There are plenty of reasons to vote against Norm Coleman for senator. He was chosen by Karl Rove to be one of the Bush administration’s buddies in the Senate. He’s a political windsock, going from being a Democrat when city elections required it to being a Republican thug in the Senate to swinging back toward centrist in time for the big local paper to give him this ringing endorsement:
Coleman didn’t begin his Senate service as an agent of bipartisanship. But that’s the note on which he wound up his six-year term and which he has sounded repeatedly in his reelection campaign.
In fact, Coleman almost wasn’t elected senator at all. In 2002, Paul Wellstone would most likely have been elected to his third term in the Senate, despite just having voted against the popular-at-the-time Iraq war resolution. Norm Coleman was a failed gubernatorial candidate, having lost to a professional wrestler four years prior. If it hadn’t been for a plane accident eleven days before the election and some gross misrepresentations of what happened at Wellstone’s memorial, Coleman would probably have been a failed senatorial candidate as well.
Coleman is, at least professionally, a protect-marriage bigot. Despite his campaigning on a family values platform, his womanizing is well enough known that when Garrison Keillor referred to it in Salon, there was some murmuring about bad taste, but no stronger reaction. Despite having model/actress wife and a mistress, Coleman appears to feel entitled to more. Whenever his name comes up, stories like this and this are told of a grab-handy Norm. Put enough of these stories together, and you end up with a picture of a Coleman who likes to come onto women in no position to say no to him, those who have to choose between him and their jobs.
Coleman’s sense of entitlement isn’t limited to sex. He’s currently in his third corruption inquiry of the year. This one involves a CEO suing over payments he says his company improperly made to be funneled to Coleman. The first was over who pays what for Coleman’s DC apartment. Another was fueled by Coleman’s campaign refusing to answer questions about who buys his expensive suits. Coleman seem to have earned his place on the most corrupt list.
Then we get to the campaign itself. Coleman has run an ad campaign so negative that voters not only said it was disgusting, but were actually motivated to vote for someone else. He has again used lies about people remembering Wellstone for his own political gain. He is again suing a political opponent in the last days of a race over advertising. And in a new low, even for him, he just tried to disaffiliate himself from an appalling piece of negative campaigning (a comic book mailer, ironically about rape jokes) while repeating all its allegations for the press.

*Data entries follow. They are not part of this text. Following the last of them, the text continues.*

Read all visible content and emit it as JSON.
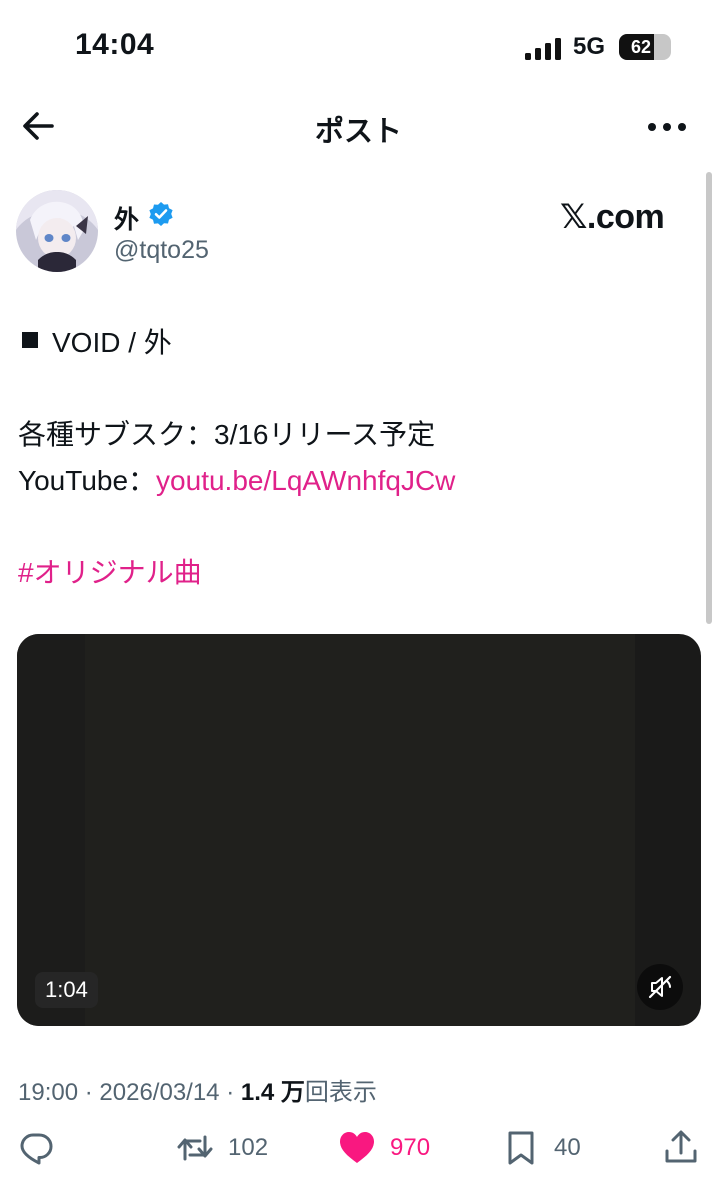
{
  "status": {
    "time": "14:04",
    "network": "5G",
    "battery": "62",
    "battery_level_percent": 62
  },
  "nav": {
    "title": "ポスト"
  },
  "author": {
    "display_name": "外",
    "handle": "@tqto25",
    "verified": true
  },
  "watermark": "𝕏.com",
  "post": {
    "title_line": "VOID / 外",
    "release_line": "各種サブスク：3/16リリース予定",
    "youtube_prefix": "YouTube：",
    "youtube_link": "youtu.be/LqAWnhfqJCw",
    "hashtag": "#オリジナル曲"
  },
  "video": {
    "duration": "1:04"
  },
  "meta": {
    "time": "19:00",
    "separator": "·",
    "date": "2026/03/14",
    "views_count": "1.4 万",
    "views_label": "回表示"
  },
  "actions": {
    "reposts": "102",
    "likes": "970",
    "bookmarks": "40"
  },
  "colors": {
    "link": "#e0218a",
    "like": "#f91880",
    "verified": "#1d9bf0",
    "muted_text": "#536471"
  }
}
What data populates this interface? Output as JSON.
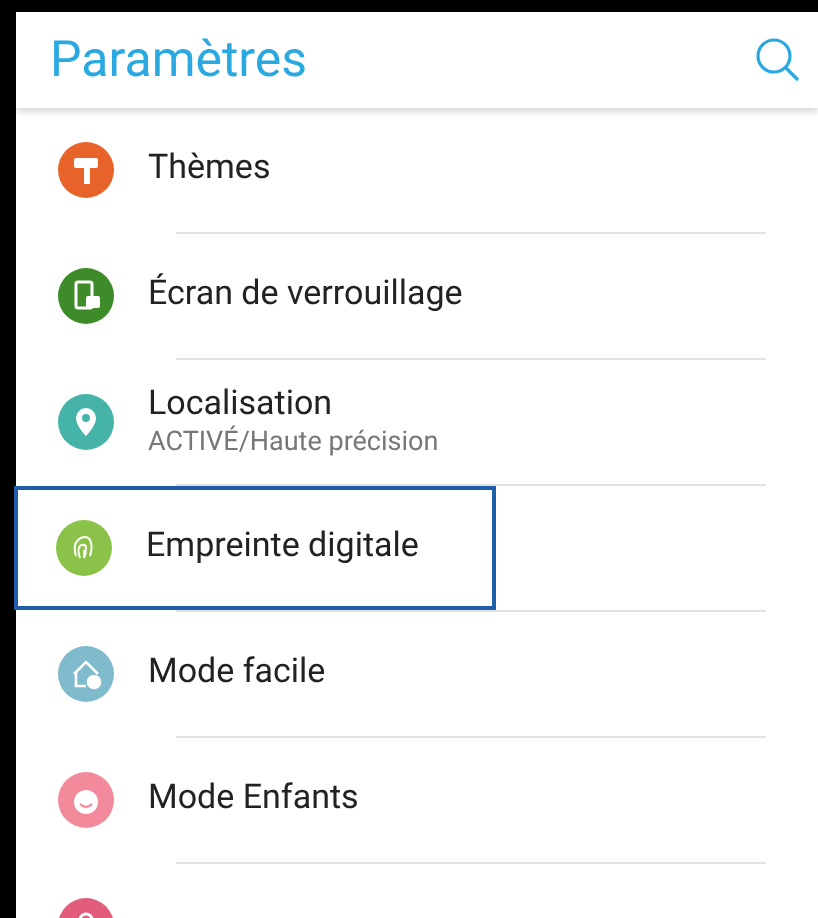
{
  "header": {
    "title": "Paramètres"
  },
  "items": [
    {
      "label": "Thèmes",
      "kind": "roller",
      "color": "#e8632a",
      "selected": false
    },
    {
      "label": "Écran de verrouillage",
      "kind": "lock",
      "color": "#3e8b2a",
      "selected": false
    },
    {
      "label": "Localisation",
      "subtitle": "ACTIVÉ/Haute précision",
      "kind": "pin",
      "color": "#45b3a8",
      "selected": false
    },
    {
      "label": "Empreinte digitale",
      "kind": "fingerprint",
      "color": "#8bc34a",
      "selected": true
    },
    {
      "label": "Mode facile",
      "kind": "house",
      "color": "#7fbacd",
      "selected": false
    },
    {
      "label": "Mode Enfants",
      "kind": "child",
      "color": "#f28a9b",
      "selected": false
    },
    {
      "kind": "padlock",
      "color": "#e25c7c",
      "selected": false
    }
  ]
}
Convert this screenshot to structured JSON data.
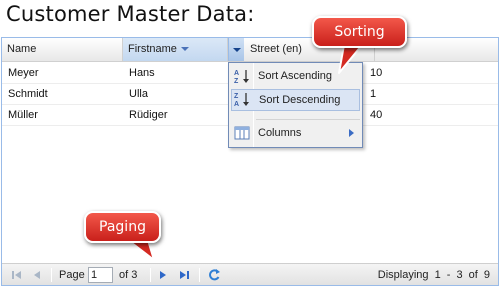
{
  "page": {
    "title": "Customer Master Data:"
  },
  "grid": {
    "columns": [
      "Name",
      "Firstname",
      "Street (en)"
    ],
    "rows": [
      {
        "name": "Meyer",
        "firstname": "Hans",
        "street": "10"
      },
      {
        "name": "Schmidt",
        "firstname": "Ulla",
        "street": "1"
      },
      {
        "name": "Müller",
        "firstname": "Rüdiger",
        "street": "40"
      }
    ]
  },
  "menu": {
    "items": [
      {
        "label": "Sort Ascending",
        "icon": "sort-ascending-icon"
      },
      {
        "label": "Sort Descending",
        "icon": "sort-descending-icon"
      },
      {
        "label": "Columns",
        "icon": "columns-icon"
      }
    ]
  },
  "paging": {
    "page_label": "Page",
    "page_value": "1",
    "of_label": "of 3",
    "display_text": "Displaying 1 - 3 of  9"
  },
  "callouts": {
    "sorting": "Sorting",
    "paging": "Paging"
  },
  "colors": {
    "callout": "#e23a2e",
    "header_border": "#99bbe8",
    "menu_hover": "#dbe5f4",
    "accent_blue": "#3b6cc4"
  }
}
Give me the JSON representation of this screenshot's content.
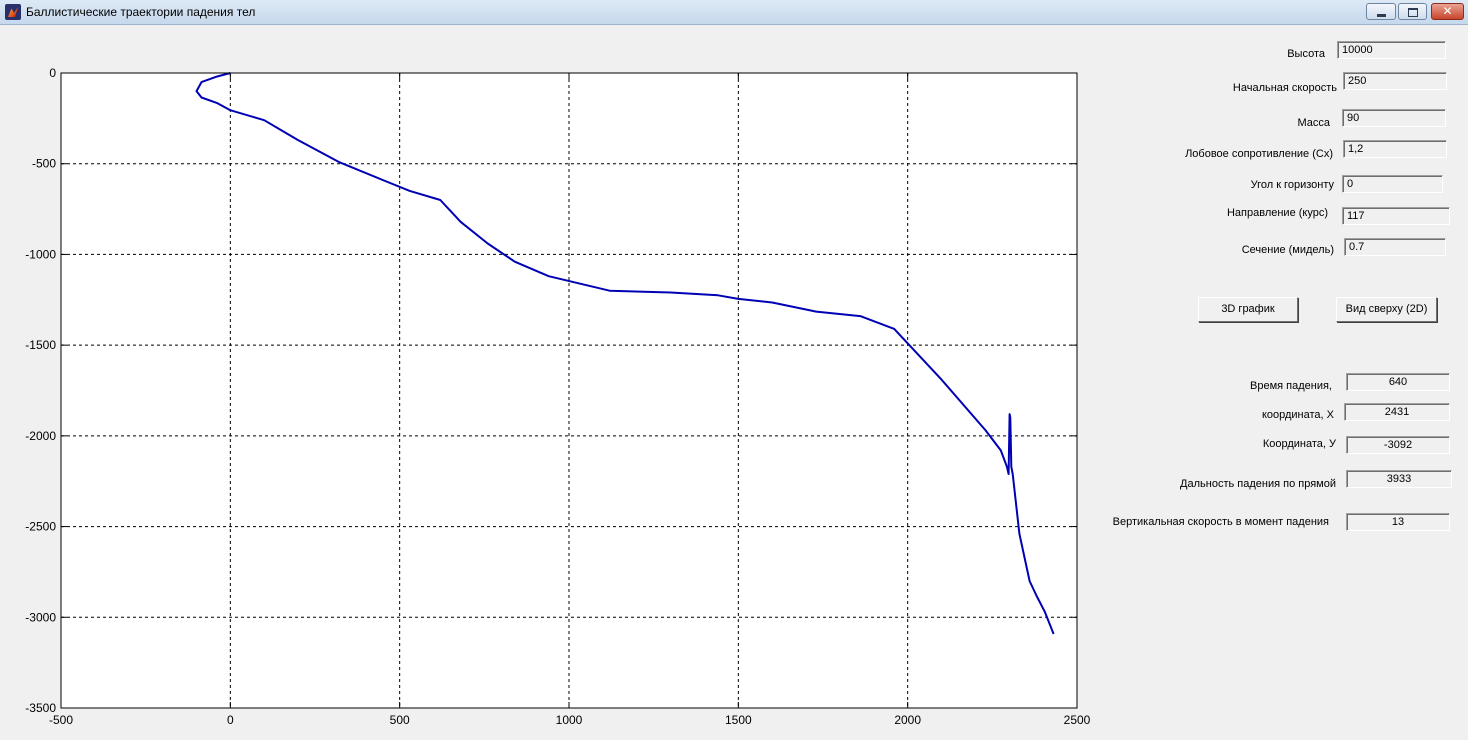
{
  "window": {
    "title": "Баллистические траектории падения тел"
  },
  "inputs": [
    {
      "label": "Высота",
      "value": "10000"
    },
    {
      "label": "Начальная скорость",
      "value": "250"
    },
    {
      "label": "Масса",
      "value": "90"
    },
    {
      "label": "Лобовое сопротивление (Cx)",
      "value": "1,2"
    },
    {
      "label": "Угол к горизонту",
      "value": "0"
    },
    {
      "label": "Направление  (курс)",
      "value": "117"
    },
    {
      "label": "Сечение (мидель)",
      "value": "0.7"
    }
  ],
  "buttons": {
    "plot3d": "3D график",
    "topview": "Вид сверху (2D)"
  },
  "results": [
    {
      "label": "Время падения,",
      "value": "640"
    },
    {
      "label": "координата, X",
      "value": "2431"
    },
    {
      "label": "Координата, У",
      "value": "-3092"
    },
    {
      "label": "Дальность падения по прямой",
      "value": "3933"
    },
    {
      "label": "Вертикальная  скорость в момент падения",
      "value": "13"
    }
  ],
  "chart_data": {
    "type": "line",
    "xlim": [
      -500,
      2500
    ],
    "ylim": [
      -3500,
      0
    ],
    "xticks": [
      -500,
      0,
      500,
      1000,
      1500,
      2000,
      2500
    ],
    "yticks": [
      0,
      -500,
      -1000,
      -1500,
      -2000,
      -2500,
      -3000,
      -3500
    ],
    "grid": true,
    "line_color": "#0000b4",
    "series": [
      {
        "x": [
          0,
          -40,
          -85,
          -100,
          -85,
          -40,
          0,
          100,
          200,
          320,
          450,
          530,
          620,
          680,
          760,
          840,
          940,
          1120,
          1300,
          1440,
          1500,
          1600,
          1730,
          1860,
          1960,
          2100,
          2230,
          2275,
          2293,
          2298,
          2301,
          2303,
          2306,
          2310,
          2330,
          2360,
          2380,
          2405,
          2431
        ],
        "y": [
          0,
          -20,
          -50,
          -100,
          -135,
          -165,
          -205,
          -260,
          -370,
          -490,
          -590,
          -650,
          -700,
          -820,
          -940,
          -1040,
          -1120,
          -1200,
          -1210,
          -1225,
          -1245,
          -1265,
          -1315,
          -1340,
          -1410,
          -1690,
          -1970,
          -2080,
          -2170,
          -2210,
          -1880,
          -1900,
          -2170,
          -2210,
          -2540,
          -2800,
          -2880,
          -2970,
          -3092
        ]
      }
    ]
  }
}
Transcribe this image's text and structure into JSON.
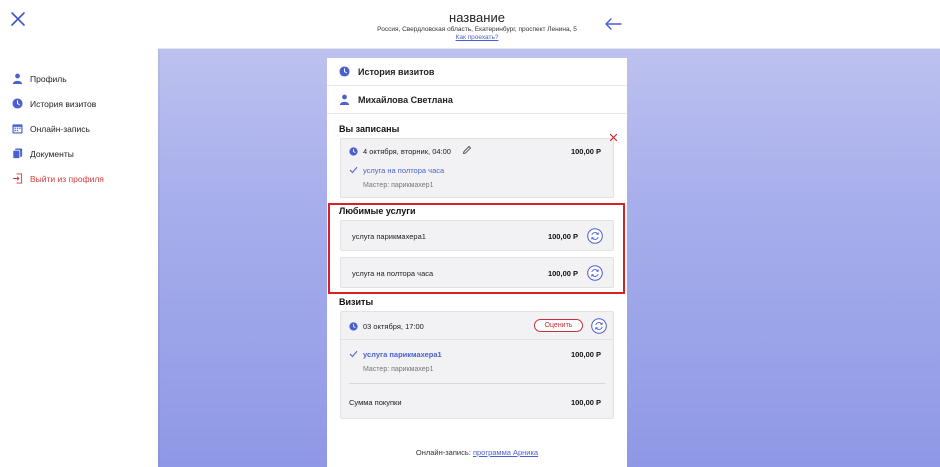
{
  "sidebar": {
    "items": [
      {
        "label": "Профиль",
        "icon": "person-icon"
      },
      {
        "label": "История визитов",
        "icon": "clock-icon"
      },
      {
        "label": "Онлайн-запись",
        "icon": "calendar-icon"
      },
      {
        "label": "Документы",
        "icon": "documents-icon"
      },
      {
        "label": "Выйти из профиля",
        "icon": "logout-icon"
      }
    ]
  },
  "header": {
    "title": "название",
    "address": "Россия, Свердловская область, Екатеринбург, проспект Ленина, 5",
    "directions_link": "Как проехать?"
  },
  "panel": {
    "history_title": "История визитов",
    "user_name": "Михайлова Светлана",
    "booked": {
      "title": "Вы записаны",
      "datetime": "4 октября, вторник, 04:00",
      "price": "100,00 Р",
      "service": "услуга на полтора часа",
      "master": "Мастер: парикмахер1"
    },
    "favorites": {
      "title": "Любимые услуги",
      "items": [
        {
          "name": "услуга парикмахера1",
          "price": "100,00 Р"
        },
        {
          "name": "услуга на полтора часа",
          "price": "100,00 Р"
        }
      ]
    },
    "visits": {
      "title": "Визиты",
      "datetime": "03 октября, 17:00",
      "rate_label": "Оценить",
      "service": "услуга парикмахера1",
      "service_price": "100,00 Р",
      "master": "Мастер: парикмахер1",
      "total_label": "Сумма покупки",
      "total_price": "100,00 Р"
    },
    "footer": {
      "prefix": "Онлайн-запись:",
      "link": "программа Арника"
    }
  },
  "colors": {
    "accent": "#4a5fd0",
    "danger": "#d33a3a",
    "highlight": "#d3222a"
  }
}
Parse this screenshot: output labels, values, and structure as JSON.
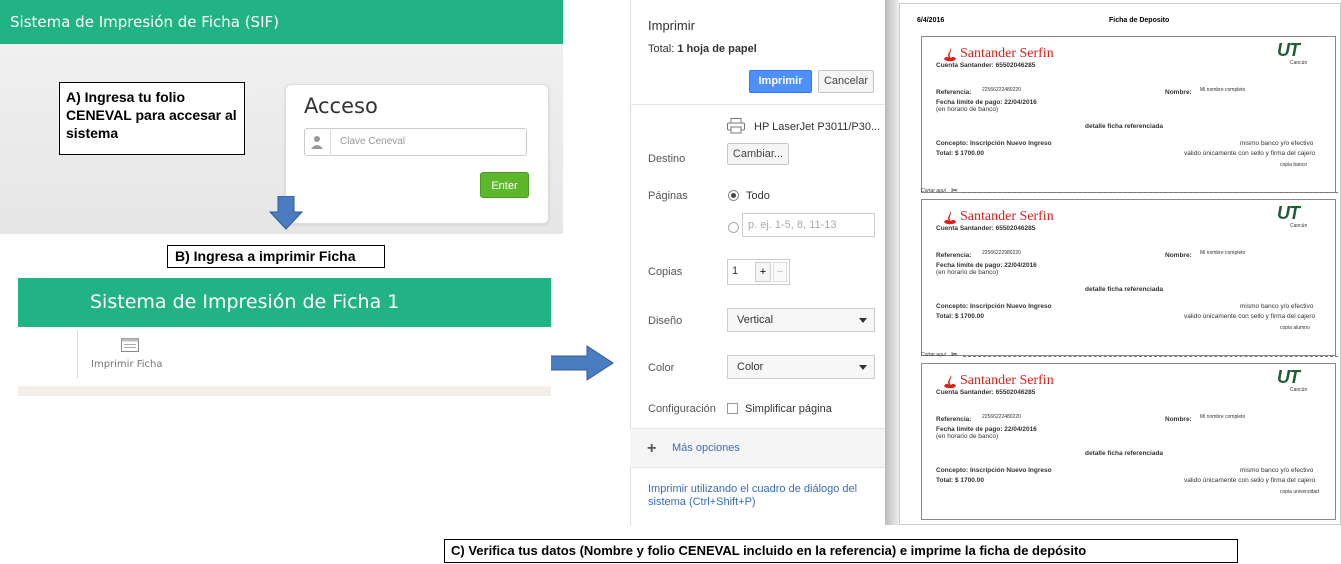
{
  "panel_a": {
    "header_title": "Sistema de Impresión de Ficha (SIF)",
    "note": "A) Ingresa tu folio CENEVAL para accesar al sistema",
    "login_title": "Acceso",
    "input_placeholder": "Clave Ceneval",
    "enter_label": "Enter"
  },
  "panel_b": {
    "note": "B)  Ingresa a imprimir Ficha",
    "header_title": "Sistema de Impresión de Ficha 1",
    "menu_label": "Imprimir Ficha"
  },
  "print_dialog": {
    "title": "Imprimir",
    "total_prefix": "Total:",
    "total_value": "1 hoja de papel",
    "print_button": "Imprimir",
    "cancel_button": "Cancelar",
    "destination_label": "Destino",
    "printer_name": "HP LaserJet P3011/P30...",
    "change_button": "Cambiar...",
    "pages_label": "Páginas",
    "pages_all": "Todo",
    "pages_placeholder": "p. ej. 1-5, 8, 11-13",
    "copies_label": "Copias",
    "copies_value": "1",
    "copies_plus": "+",
    "copies_minus": "−",
    "layout_label": "Diseño",
    "layout_value": "Vertical",
    "color_label": "Color",
    "color_value": "Color",
    "config_label": "Configuración",
    "simplify_label": "Simplificar página",
    "more_options": "Más opciones",
    "system_dialog_link": "Imprimir utilizando el cuadro de diálogo del sistema (Ctrl+Shift+P)"
  },
  "preview": {
    "date": "6/4/2016",
    "title": "Ficha de Deposito",
    "cut_label": "Cortar aquí",
    "slips": [
      {
        "bank": "Santander Serfin",
        "account": "Cuenta  Santander: 65502046285",
        "logo": "UT",
        "campus": "Cancún",
        "ref_label": "Referencia:",
        "ref_value": "22566222480220",
        "name_label": "Nombre:",
        "name_value": "Mi nombre completo",
        "deadline": "Fecha límite de pago: 22/04/2016",
        "deadline_note": "(en horario de banco)",
        "detail": "detalle ficha referenciada",
        "concept": "Concepto: Inscripción Nuevo Ingreso",
        "bank_note": "mismo banco y/o efectivo",
        "total": "Total:  $ 1700.00",
        "validity": "valido únicamente con sello y firma del cajero",
        "copy": "copia banco"
      },
      {
        "bank": "Santander Serfin",
        "account": "Cuenta  Santander: 65502046285",
        "logo": "UT",
        "campus": "Cancún",
        "ref_label": "Referencia:",
        "ref_value": "22566222980220",
        "name_label": "Nombre:",
        "name_value": "Mi nombre completo",
        "deadline": "Fecha límite de pago: 22/04/2016",
        "deadline_note": "(en horario de banco)",
        "detail": "detalle ficha referenciada",
        "concept": "Concepto: Inscripción Nuevo Ingreso",
        "bank_note": "mismo banco y/o efectivo",
        "total": "Total:  $ 1700.00",
        "validity": "valido únicamente con sello y firma del cajero",
        "copy": "copia alumno"
      },
      {
        "bank": "Santander Serfin",
        "account": "Cuenta  Santander: 65502046285",
        "logo": "UT",
        "campus": "Cancún",
        "ref_label": "Referencia:",
        "ref_value": "22566222480220",
        "name_label": "Nombre:",
        "name_value": "Mi nombre completo",
        "deadline": "Fecha límite de pago: 22/04/2016",
        "deadline_note": "(en horario de banco)",
        "detail": "detalle ficha referenciada",
        "concept": "Concepto: Inscripción Nuevo Ingreso",
        "bank_note": "mismo banco y/o efectivo",
        "total": "Total:  $ 1700.00",
        "validity": "valido únicamente con sello y firma del cajero",
        "copy": "copia universidad"
      }
    ]
  },
  "note_c": "C) Verifica tus datos (Nombre y folio CENEVAL incluido en la referencia) e imprime la ficha de depósito",
  "colors": {
    "header_green": "#21b383",
    "enter_green": "#5cb82a",
    "print_blue": "#4d90fe",
    "arrow_blue": "#4a7dc0",
    "santander_red": "#d9211c"
  }
}
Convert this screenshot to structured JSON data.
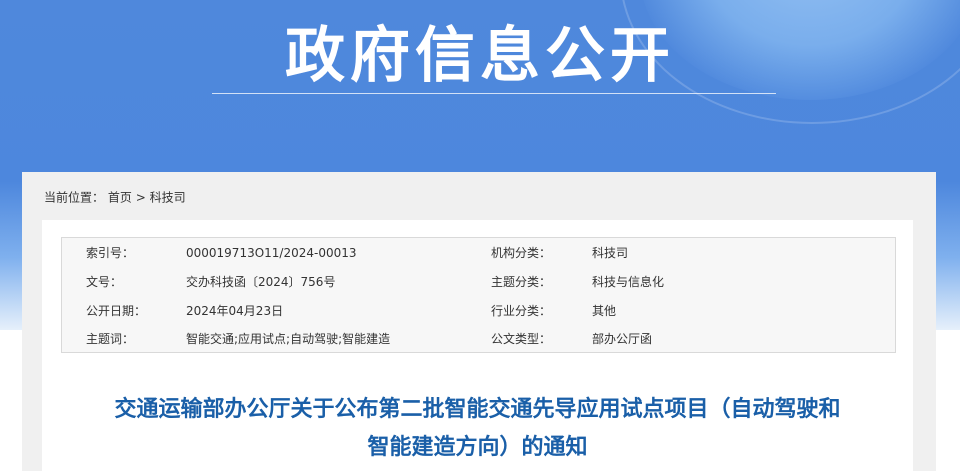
{
  "banner": {
    "title": "政府信息公开"
  },
  "breadcrumb": {
    "label": "当前位置：",
    "items": [
      "首页",
      "科技司"
    ],
    "separator": ">"
  },
  "meta": {
    "left": [
      {
        "label": "索引号：",
        "value": "000019713O11/2024-00013"
      },
      {
        "label": "文号：",
        "value": "交办科技函〔2024〕756号"
      },
      {
        "label": "公开日期：",
        "value": "2024年04月23日"
      },
      {
        "label": "主题词：",
        "value": "智能交通;应用试点;自动驾驶;智能建造"
      }
    ],
    "right": [
      {
        "label": "机构分类：",
        "value": "科技司"
      },
      {
        "label": "主题分类：",
        "value": "科技与信息化"
      },
      {
        "label": "行业分类：",
        "value": "其他"
      },
      {
        "label": "公文类型：",
        "value": "部办公厅函"
      }
    ]
  },
  "document": {
    "title_line1": "交通运输部办公厅关于公布第二批智能交通先导应用试点项目（自动驾驶和",
    "title_line2": "智能建造方向）的通知"
  },
  "colors": {
    "banner": "#4d87dd",
    "title": "#1a5fa8"
  }
}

In short, Coleman’s political stance is determined by expedience, an expedience that includes both campaign support and personal gifts. He’s made it a practice to run the kind of campaigns that divide a country already steeped in vitriol. And I wouldn’t trust him to represent my interests in Congress any more than I would trust him in the smoky back room of a bar.